The growth of radio broadcasting and the recording industry in the 1920s allowed some of the more popular dance bands to gain national exposure. The most popular style of dance orchestra was the "sweet" style, often with strings. Paul Whiteman developed a style he called "symphonic jazz," grafting a classical approach over his interpretation of jazz rhythms in an approach he hoped would be the future of jazz.[7][8] Whiteman's Orchestra enjoyed great commercial success and was a major influence on the sweet bands. Jean Goldkette's Victor Recording Orchestra featured many of the top white jazz musicians of the day including Bix Beiderbecke, Jimmy Dorsey, Frank Trumbauer, Pee Wee Russell, Eddie Lang, and Joe Venuti. The Victor Recording Orchestra won the respect of the Fletcher Henderson Orchestra in a Battle of the Bands; Henderson's cornetist Rex Stewart credited the Goldkette band with being the most influential white band in the development of swing music before Benny Goodman's.[9][10] As a dance music promoter and agent, Goldkette also helped organize and promote McKinney's Cotton Pickers and Glen Gray's Orange Blossoms (later the Casa Loma Orchestra), two other Detroit-area bands that were influential in the early swing era.

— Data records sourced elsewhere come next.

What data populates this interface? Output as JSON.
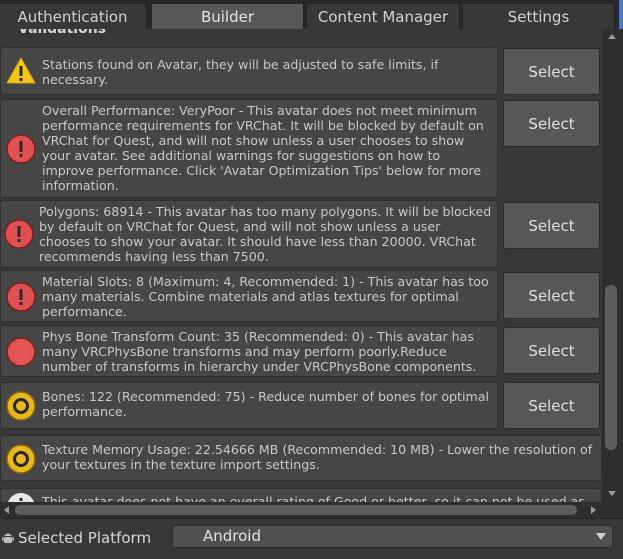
{
  "tabs": [
    {
      "label": "Authentication",
      "active": false
    },
    {
      "label": "Builder",
      "active": true
    },
    {
      "label": "Content Manager",
      "active": false
    },
    {
      "label": "Settings",
      "active": false
    }
  ],
  "section": {
    "title": "Validations"
  },
  "validations": [
    {
      "icon": "warning-icon",
      "text": "Stations found on Avatar, they will be adjusted to safe limits, if\nnecessary.",
      "button": "Select"
    },
    {
      "icon": "error-icon",
      "text": "Overall Performance: VeryPoor - This avatar does not meet minimum\nperformance requirements for VRChat. It will be blocked by default on\nVRChat for Quest, and will not show unless a user chooses to show\nyour avatar. See additional warnings for suggestions on how to\nimprove performance. Click 'Avatar Optimization Tips' below for more\ninformation.",
      "button": "Select"
    },
    {
      "icon": "error-icon",
      "text": "Polygons: 68914 - This avatar has too many polygons. It will be blocked\nby default on VRChat for Quest, and will not show unless a user\nchooses to show your avatar. It should have less than 20000. VRChat\nrecommends having less than 7500.",
      "button": "Select"
    },
    {
      "icon": "error-icon",
      "text": "Material Slots: 8 (Maximum: 4, Recommended: 1) - This avatar has too\nmany materials. Combine materials and atlas textures for optimal\nperformance.",
      "button": "Select"
    },
    {
      "icon": "error-dot-icon",
      "text": "Phys Bone Transform Count: 35 (Recommended: 0) - This avatar has\nmany VRCPhysBone transforms and may perform poorly.Reduce\nnumber of transforms in hierarchy under VRCPhysBone components.",
      "button": "Select"
    },
    {
      "icon": "medium-rating-icon",
      "text": "Bones: 122 (Recommended: 75) - Reduce number of bones for optimal\nperformance.",
      "button": "Select"
    },
    {
      "icon": "medium-rating-icon",
      "text": "Texture Memory Usage: 22.54666 MB (Recommended: 10 MB) - Lower the resolution of\nyour textures in the texture import settings."
    },
    {
      "icon": "info-icon",
      "text": "This avatar does not have an overall rating of Good or better, so it can not be used as"
    }
  ],
  "platform": {
    "label": "Selected Platform",
    "value": "Android"
  },
  "colors": {
    "error": "#e05050",
    "warning": "#f5c518",
    "medium": "#e8b720",
    "accent": "#4a78c8"
  }
}
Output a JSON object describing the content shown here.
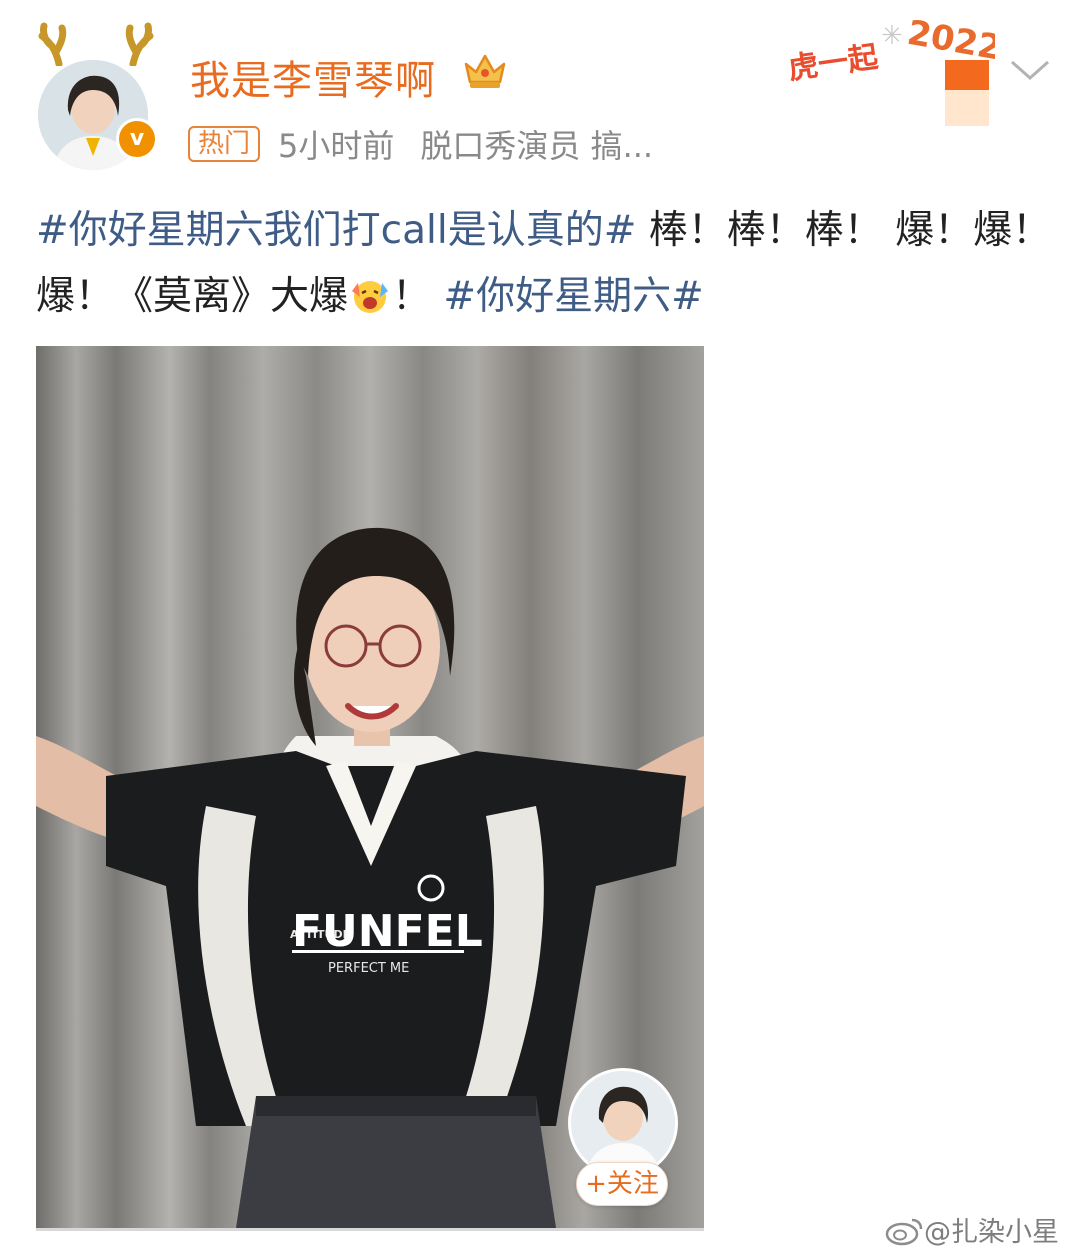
{
  "header": {
    "username": "我是李雪琴啊",
    "hot_badge": "热门",
    "time_ago": "5小时前",
    "bio": "脱口秀演员 搞...",
    "sticker_text": "虎一起 2022"
  },
  "post": {
    "hashtag1": "#你好星期六我们打call是认真的#",
    "text1": " 棒！棒！棒！ 爆！爆！爆！《莫离》大爆",
    "text2": "！ ",
    "hashtag2": "#你好星期六#"
  },
  "photo": {
    "shirt_brand": "FUNFEL",
    "shirt_sub": "PERFECT ME",
    "shirt_small": "ATTITUDE"
  },
  "follow": {
    "label": "+关注"
  },
  "watermark": {
    "text": "@扎染小星"
  },
  "colors": {
    "username": "#e86b1f",
    "hashtag": "#3f5c86",
    "badge": "#e8833a",
    "meta": "#8a8a8a"
  }
}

Other Languages
Alemannisch: Swing
العربية: سوينغ
azərbaycanca: Swing
беларуская: Свінг (жанр)
беларуская (тарашкевіца)‎: Сўінг (музыка)
български: Суинг
Boarisch: Swing
català: Swing
čeština: Swing (hudba)
dansk: Swing
eesti: Sving
Ελληνικά: Σουίνγκ
español: Swing (jazz)
euskara: Swing (jazz)
français: Swing (musique)
Gaeilge: Luasc-cheol
한국어: 스윙 음악
hrvatski: Swing
italiano: Swing
עברית: סווינג
latviešu: Svings
Nederlands: Swing (jazzmuziek)
norsk: Swing
norsk nynorsk: Swing-jazz
polski: Swing (jazz)
português: Swing (jazz)
русский: Свинг (жанр)
slovenčina: Swing
slovenščina: Swing
suomi: Swing
svenska: Swing
Türkçe: Swing (müzik)
українська: Свінг (жанр)
中文: 搖擺樂